● **TASK OBJECTIVE**
Exclude all pictures from your copy of the data below, which should otherwise match exactly.

● **AVAILABLE DATA**

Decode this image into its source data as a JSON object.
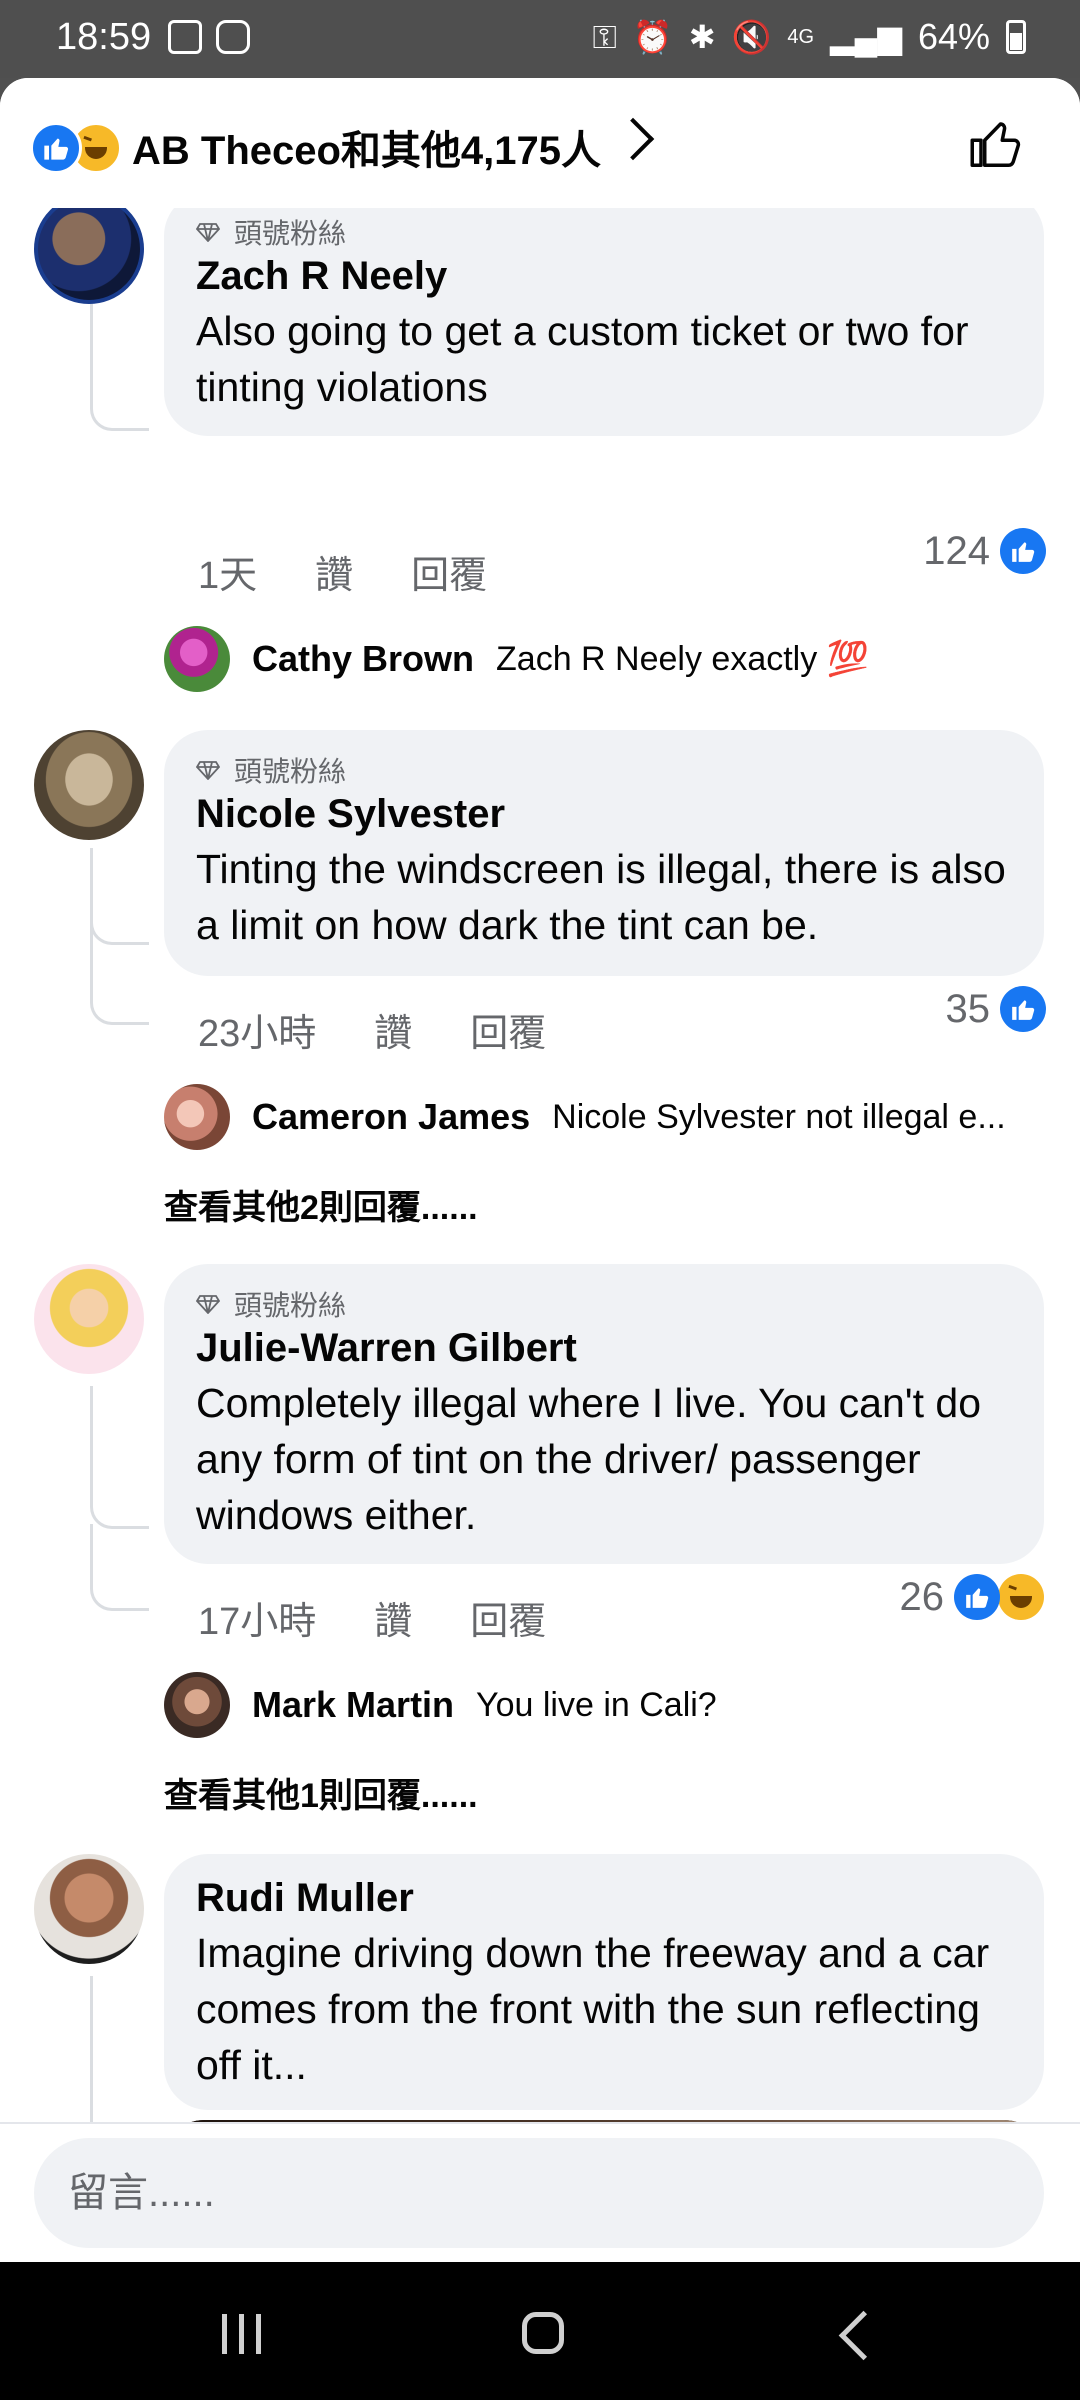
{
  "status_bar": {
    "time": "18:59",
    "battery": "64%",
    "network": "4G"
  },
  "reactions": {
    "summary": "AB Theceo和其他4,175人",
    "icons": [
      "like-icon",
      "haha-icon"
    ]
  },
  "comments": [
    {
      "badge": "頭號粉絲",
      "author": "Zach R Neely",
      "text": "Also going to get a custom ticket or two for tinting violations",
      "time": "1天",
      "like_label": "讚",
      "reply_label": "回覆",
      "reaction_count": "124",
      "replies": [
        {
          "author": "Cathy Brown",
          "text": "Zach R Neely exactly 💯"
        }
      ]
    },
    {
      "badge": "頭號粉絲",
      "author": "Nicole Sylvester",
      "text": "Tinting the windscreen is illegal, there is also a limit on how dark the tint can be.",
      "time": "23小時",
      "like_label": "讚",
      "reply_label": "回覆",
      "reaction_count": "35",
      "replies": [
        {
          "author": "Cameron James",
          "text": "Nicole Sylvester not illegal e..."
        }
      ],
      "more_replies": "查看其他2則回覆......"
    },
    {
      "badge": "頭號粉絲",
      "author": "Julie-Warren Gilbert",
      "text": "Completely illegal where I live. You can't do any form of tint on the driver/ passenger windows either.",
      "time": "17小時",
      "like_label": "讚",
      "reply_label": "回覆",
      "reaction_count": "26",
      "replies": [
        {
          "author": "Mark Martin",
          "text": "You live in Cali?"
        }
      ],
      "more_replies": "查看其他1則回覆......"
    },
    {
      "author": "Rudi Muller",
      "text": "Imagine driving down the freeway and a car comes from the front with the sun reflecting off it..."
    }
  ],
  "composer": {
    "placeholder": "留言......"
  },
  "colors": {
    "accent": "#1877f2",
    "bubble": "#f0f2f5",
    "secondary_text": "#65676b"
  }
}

● **TASK OUTPUT**
Decode this image into its source data as a JSON object.
{
  "status_bar": {
    "time": "18:59",
    "battery": "64%",
    "network": "4G"
  },
  "reactions": {
    "summary": "AB Theceo和其他4,175人",
    "icons": [
      "like-icon",
      "haha-icon"
    ]
  },
  "comments": [
    {
      "badge": "頭號粉絲",
      "author": "Zach R Neely",
      "text": "Also going to get a custom ticket or two for tinting violations",
      "time": "1天",
      "like_label": "讚",
      "reply_label": "回覆",
      "reaction_count": "124",
      "replies": [
        {
          "author": "Cathy Brown",
          "text": "Zach R Neely exactly 💯"
        }
      ]
    },
    {
      "badge": "頭號粉絲",
      "author": "Nicole Sylvester",
      "text": "Tinting the windscreen is illegal, there is also a limit on how dark the tint can be.",
      "time": "23小時",
      "like_label": "讚",
      "reply_label": "回覆",
      "reaction_count": "35",
      "replies": [
        {
          "author": "Cameron James",
          "text": "Nicole Sylvester not illegal e..."
        }
      ],
      "more_replies": "查看其他2則回覆......"
    },
    {
      "badge": "頭號粉絲",
      "author": "Julie-Warren Gilbert",
      "text": "Completely illegal where I live. You can't do any form of tint on the driver/ passenger windows either.",
      "time": "17小時",
      "like_label": "讚",
      "reply_label": "回覆",
      "reaction_count": "26",
      "replies": [
        {
          "author": "Mark Martin",
          "text": "You live in Cali?"
        }
      ],
      "more_replies": "查看其他1則回覆......"
    },
    {
      "author": "Rudi Muller",
      "text": "Imagine driving down the freeway and a car comes from the front with the sun reflecting off it..."
    }
  ],
  "composer": {
    "placeholder": "留言......"
  },
  "colors": {
    "accent": "#1877f2",
    "bubble": "#f0f2f5",
    "secondary_text": "#65676b"
  }
}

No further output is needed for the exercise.